My recent posts on how I choose what fiction to read and what’s going on with the publishing industry share a theme: perverse incentives. (Indeed, it seems that a lot of my writing is about perverse incentives, but more about that another time.) The intellectual/political monoculture of the modern university leads to an intellectual/political monoculture in the major media companies, and when you combine that with the many ways the internet has disrupted the economic models of all the arts, you get a general environment in which interesting, imaginative work is not just resisted, it’s virtually prohibited. All the incentives of everyone involved are aligned against it.

Thus the thesis of this essay by James Poniewozik: “We have entered the golden age of Mid TV”: 

Above all, Mid is easy. It’s not dumb easy — it shows evidence that its writers have read books. But the story beats are familiar. Plot points and themes are repeated. You don’t have to immerse yourself single-mindedly the way you might have with, say, “The Wire.” It is prestige TV that you can fold laundry to. 

Or you could listen to a Sally Rooney novel on Audible while chopping the veggies. Same, basically. This is what I think about almost everything from current big-studio Hollywood movies to new literary fiction to music by Taylor Swift or Beyoncé: it’s … okay. It doesn’t offend.

But wouldn’t it be nice to have something better? Wouldn’t it be cool to be surprised? Crevecoeur famously described early America as a land characterized by “a pleasing uniformity of decent competence.” But after a while the competence isn’t all that pleasing. As Wittgenstein famously wrote in the Philosophical Investigations: “We have got onto slippery ice where there is no friction and so in a certain sense the conditions are ideal, but also, just because of that, we are unable to walk.
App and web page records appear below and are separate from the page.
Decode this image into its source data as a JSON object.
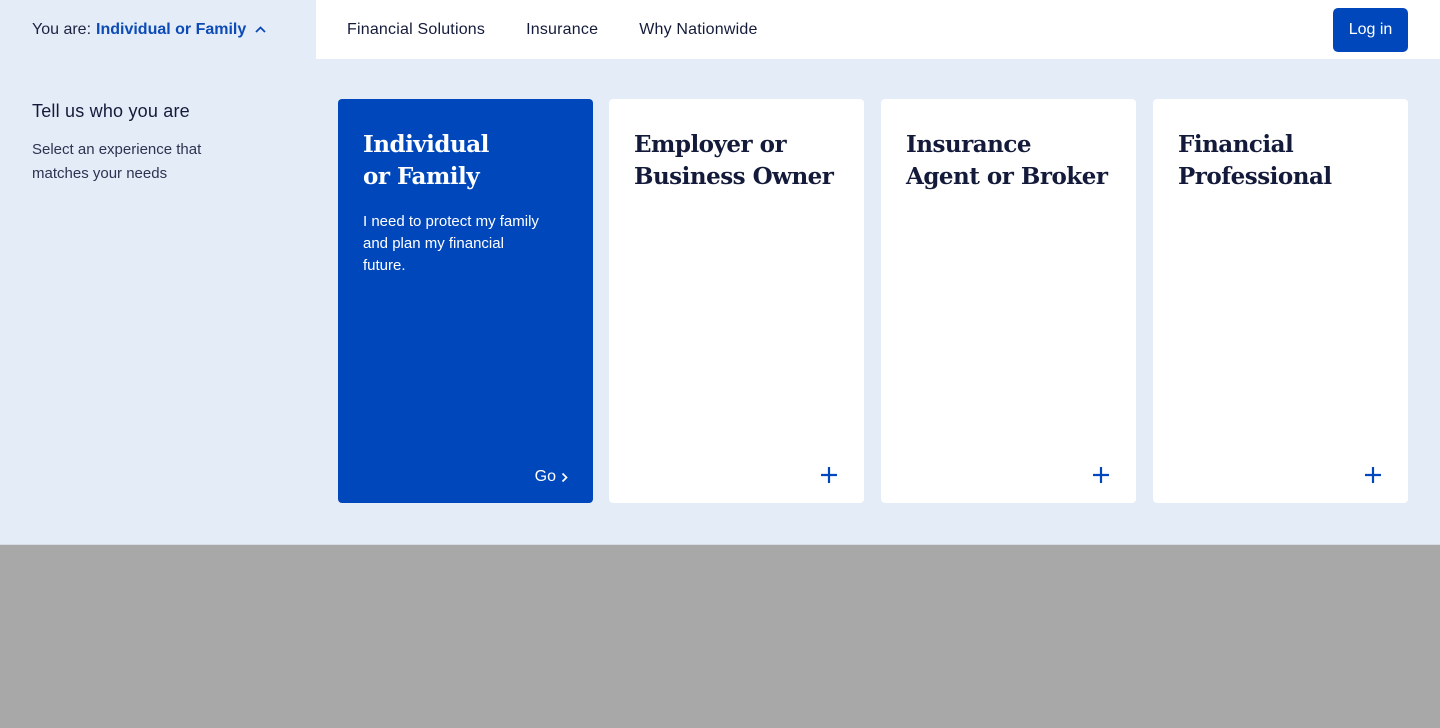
{
  "header": {
    "audience_prefix": "You are:",
    "audience_current": "Individual or Family",
    "nav": [
      "Financial Solutions",
      "Insurance",
      "Why Nationwide"
    ],
    "login_label": "Log in"
  },
  "selector": {
    "heading": "Tell us who you are",
    "subtext": "Select an experience that matches your needs",
    "cards": [
      {
        "title_line1": "Individual",
        "title_line2": "or Family",
        "description": "I need to protect my family and plan my financial future.",
        "action_label": "Go",
        "selected": true
      },
      {
        "title_line1": "Employer or",
        "title_line2": "Business Owner",
        "selected": false
      },
      {
        "title_line1": "Insurance",
        "title_line2": "Agent or Broker",
        "selected": false
      },
      {
        "title_line1": "Financial",
        "title_line2": "Professional",
        "selected": false
      }
    ]
  },
  "colors": {
    "brand_blue": "#0047bb",
    "panel_bg": "#e4ecf8",
    "overlay_gray": "#a8a8a8",
    "text_dark": "#141b3a"
  },
  "icons": {
    "toggle": "chevron-up-icon",
    "card_go": "chevron-right-icon",
    "card_expand": "plus-icon"
  }
}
We want to walk so we need friction. Back to the rough ground!” I wrote an essay about this.

Of course I think about this stuff all the time

The good news is that these production-line periods tend to produce a reaction: Romantic poetry was one such; punk rock another; the Nouvelle Vague in French movies yet another. Indeed, so was Wittgenstein’s philosophy. But the bad news is that today our manorial technocracy makes the project of finding cracks in the walls more difficult than it has ever been. So I’ll be watching the rough ground to see who turns up there, but in the meantime, here’s how I make my decisions about watching movies: 
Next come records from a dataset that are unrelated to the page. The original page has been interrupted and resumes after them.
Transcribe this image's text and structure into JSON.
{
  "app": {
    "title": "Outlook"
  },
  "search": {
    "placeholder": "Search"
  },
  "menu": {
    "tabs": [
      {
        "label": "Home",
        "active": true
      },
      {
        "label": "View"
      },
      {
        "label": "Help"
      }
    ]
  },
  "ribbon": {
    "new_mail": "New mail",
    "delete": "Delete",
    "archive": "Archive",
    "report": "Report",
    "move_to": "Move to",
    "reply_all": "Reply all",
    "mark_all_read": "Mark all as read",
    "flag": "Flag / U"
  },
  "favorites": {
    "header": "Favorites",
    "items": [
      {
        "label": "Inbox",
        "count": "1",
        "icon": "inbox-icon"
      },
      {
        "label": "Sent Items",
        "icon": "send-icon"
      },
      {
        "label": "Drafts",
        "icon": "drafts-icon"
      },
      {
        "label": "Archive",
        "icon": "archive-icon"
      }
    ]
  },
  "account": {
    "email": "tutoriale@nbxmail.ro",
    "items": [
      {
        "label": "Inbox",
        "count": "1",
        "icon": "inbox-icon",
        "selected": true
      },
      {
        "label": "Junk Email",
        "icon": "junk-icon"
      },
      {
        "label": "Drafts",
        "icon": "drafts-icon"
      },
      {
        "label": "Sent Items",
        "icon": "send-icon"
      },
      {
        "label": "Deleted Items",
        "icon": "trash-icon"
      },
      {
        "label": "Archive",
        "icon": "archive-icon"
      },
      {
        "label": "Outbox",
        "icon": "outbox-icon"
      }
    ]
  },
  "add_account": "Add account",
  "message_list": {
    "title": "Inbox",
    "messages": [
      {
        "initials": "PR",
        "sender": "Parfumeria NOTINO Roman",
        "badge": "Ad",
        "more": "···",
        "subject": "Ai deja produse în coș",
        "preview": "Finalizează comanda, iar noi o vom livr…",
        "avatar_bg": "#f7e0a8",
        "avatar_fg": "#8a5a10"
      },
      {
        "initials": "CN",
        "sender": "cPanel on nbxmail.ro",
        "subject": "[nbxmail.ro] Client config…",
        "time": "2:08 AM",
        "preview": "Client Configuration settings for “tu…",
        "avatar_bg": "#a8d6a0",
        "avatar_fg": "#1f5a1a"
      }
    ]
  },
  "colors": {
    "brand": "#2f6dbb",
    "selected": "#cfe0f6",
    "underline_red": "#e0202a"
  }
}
  • If someone I love wants me to go to a movie with them, I do. 
  • Otherwise, I don’t watch movies produced and/or distributed by the big studios. (I had been leaning in this direction for a while, but I didn’t make it a guideline until three or four years ago.) I just don’t, for the same reason that I don’t read novels by people who live in Brooklyn: it’s not a good bet. The chance of encountering something excellent, or even interestingly flawed, is too remote. Not impossible — I really enjoyed Dune, for instance, and Oppenheimer, both of which I watched with my son — but remote. 
  • I don’t subscribe to Netflix, or HBO, or Amazon Prime. (I do have Apple TV as part of my Apple subscription, but I primarily use it to rent movies. I did try watching For All Mankind and Masters of the Air, but both of them were too … Mid for me.) The only service I subscribe to is the Criterion Channel, because it allows me to watch (a) classic movies, (b) independent movies, and (c) foreign movies. All of which are much better bets than anything the current big studios make. 
  • I never hesitate to watch a favorite movie again when that’s where my whim takes me. In fact, I watch movies from my Blu-Ray/DVD collection more often than I stream anything.